— Your objective —
Report each line of the records where "sécurité" occurs.

[Saved entries]
╔══
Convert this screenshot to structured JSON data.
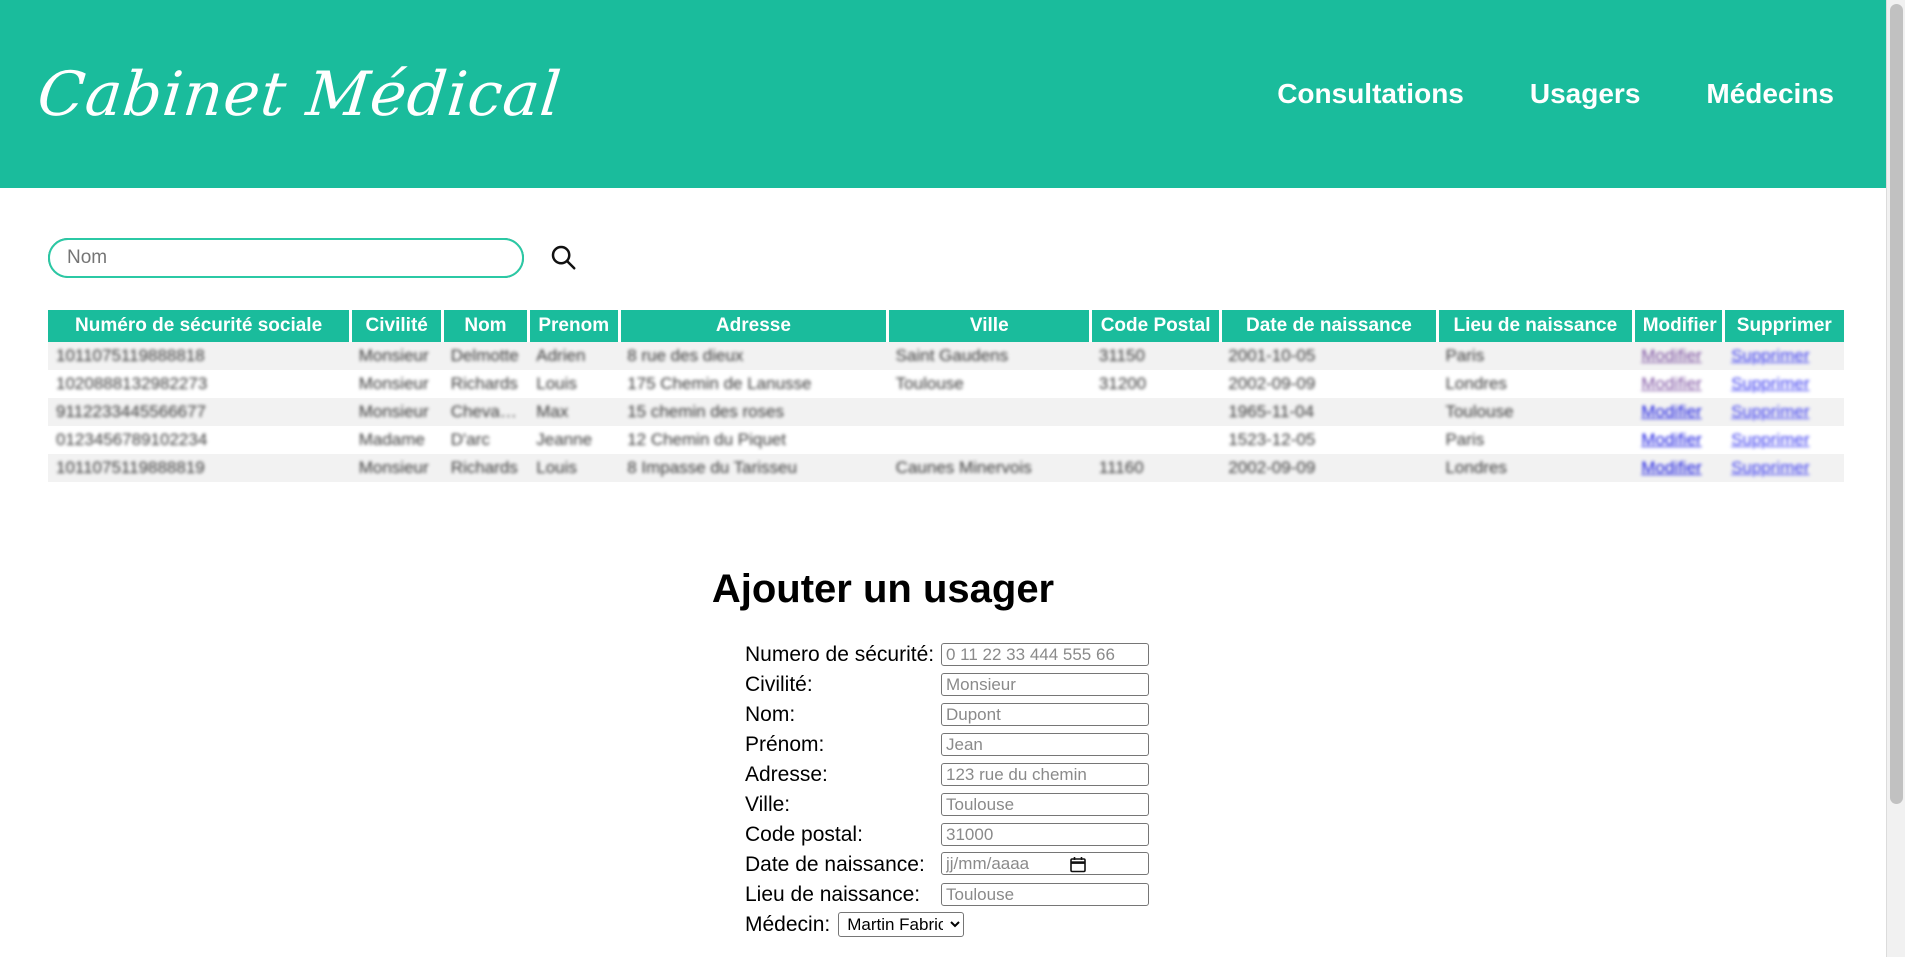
{
  "header": {
    "brand": "Cabinet Médical",
    "brand_color": "#1abc9c",
    "nav": [
      {
        "label": "Consultations",
        "name": "nav-consultations"
      },
      {
        "label": "Usagers",
        "name": "nav-usagers"
      },
      {
        "label": "Médecins",
        "name": "nav-medecins"
      }
    ]
  },
  "search": {
    "placeholder": "Nom",
    "value": "",
    "icon": "search-icon"
  },
  "table": {
    "columns": [
      "Numéro de sécurité sociale",
      "Civilité",
      "Nom",
      "Prenom",
      "Adresse",
      "Ville",
      "Code Postal",
      "Date de naissance",
      "Lieu de naissance",
      "Modifier",
      "Supprimer"
    ],
    "rows": [
      {
        "ssn": "1011075119888818",
        "civilite": "Monsieur",
        "nom": "Delmotte",
        "prenom": "Adrien",
        "adresse": "8 rue des dieux",
        "ville": "Saint Gaudens",
        "code_postal": "31150",
        "date_naissance": "2001-10-05",
        "lieu_naissance": "Paris",
        "modifier": "Modifier",
        "supprimer": "Supprimer",
        "modifier_visited": true
      },
      {
        "ssn": "1020888132982273",
        "civilite": "Monsieur",
        "nom": "Richards",
        "prenom": "Louis",
        "adresse": "175 Chemin de Lanusse",
        "ville": "Toulouse",
        "code_postal": "31200",
        "date_naissance": "2002-09-09",
        "lieu_naissance": "Londres",
        "modifier": "Modifier",
        "supprimer": "Supprimer",
        "modifier_visited": true
      },
      {
        "ssn": "9112233445566677",
        "civilite": "Monsieur",
        "nom": "Chevalier",
        "prenom": "Max",
        "adresse": "15 chemin des roses",
        "ville": "",
        "code_postal": "",
        "date_naissance": "1965-11-04",
        "lieu_naissance": "Toulouse",
        "modifier": "Modifier",
        "supprimer": "Supprimer",
        "modifier_visited": false
      },
      {
        "ssn": "0123456789102234",
        "civilite": "Madame",
        "nom": "D'arc",
        "prenom": "Jeanne",
        "adresse": "12 Chemin du Piquet",
        "ville": "",
        "code_postal": "",
        "date_naissance": "1523-12-05",
        "lieu_naissance": "Paris",
        "modifier": "Modifier",
        "supprimer": "Supprimer",
        "modifier_visited": false
      },
      {
        "ssn": "1011075119888819",
        "civilite": "Monsieur",
        "nom": "Richards",
        "prenom": "Louis",
        "adresse": "8 Impasse du Tarisseu",
        "ville": "Caunes Minervois",
        "code_postal": "11160",
        "date_naissance": "2002-09-09",
        "lieu_naissance": "Londres",
        "modifier": "Modifier",
        "supprimer": "Supprimer",
        "modifier_visited": false
      }
    ]
  },
  "form": {
    "title": "Ajouter un usager",
    "fields": [
      {
        "label": "Numero de sécurité:",
        "placeholder": "0 11 22 33 444 555 66",
        "value": "",
        "name": "numero-securite-field"
      },
      {
        "label": "Civilité:",
        "placeholder": "Monsieur",
        "value": "",
        "name": "civilite-field"
      },
      {
        "label": "Nom:",
        "placeholder": "Dupont",
        "value": "",
        "name": "nom-field"
      },
      {
        "label": "Prénom:",
        "placeholder": "Jean",
        "value": "",
        "name": "prenom-field"
      },
      {
        "label": "Adresse:",
        "placeholder": "123 rue du chemin",
        "value": "",
        "name": "adresse-field"
      },
      {
        "label": "Ville:",
        "placeholder": "Toulouse",
        "value": "",
        "name": "ville-field"
      },
      {
        "label": "Code postal:",
        "placeholder": "31000",
        "value": "",
        "name": "code-postal-field"
      }
    ],
    "date_field": {
      "label": "Date de naissance:",
      "placeholder": "jj/mm/aaaa",
      "value": ""
    },
    "lieu_field": {
      "label": "Lieu de naissance:",
      "placeholder": "Toulouse",
      "value": ""
    },
    "medecin_field": {
      "label": "Médecin:",
      "selected": "Martin Fabrice",
      "options": [
        "Martin Fabrice"
      ]
    }
  }
}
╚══
— Result for this task —
      "Numéro de sécurité sociale",
        "label": "Numero de sécurité:",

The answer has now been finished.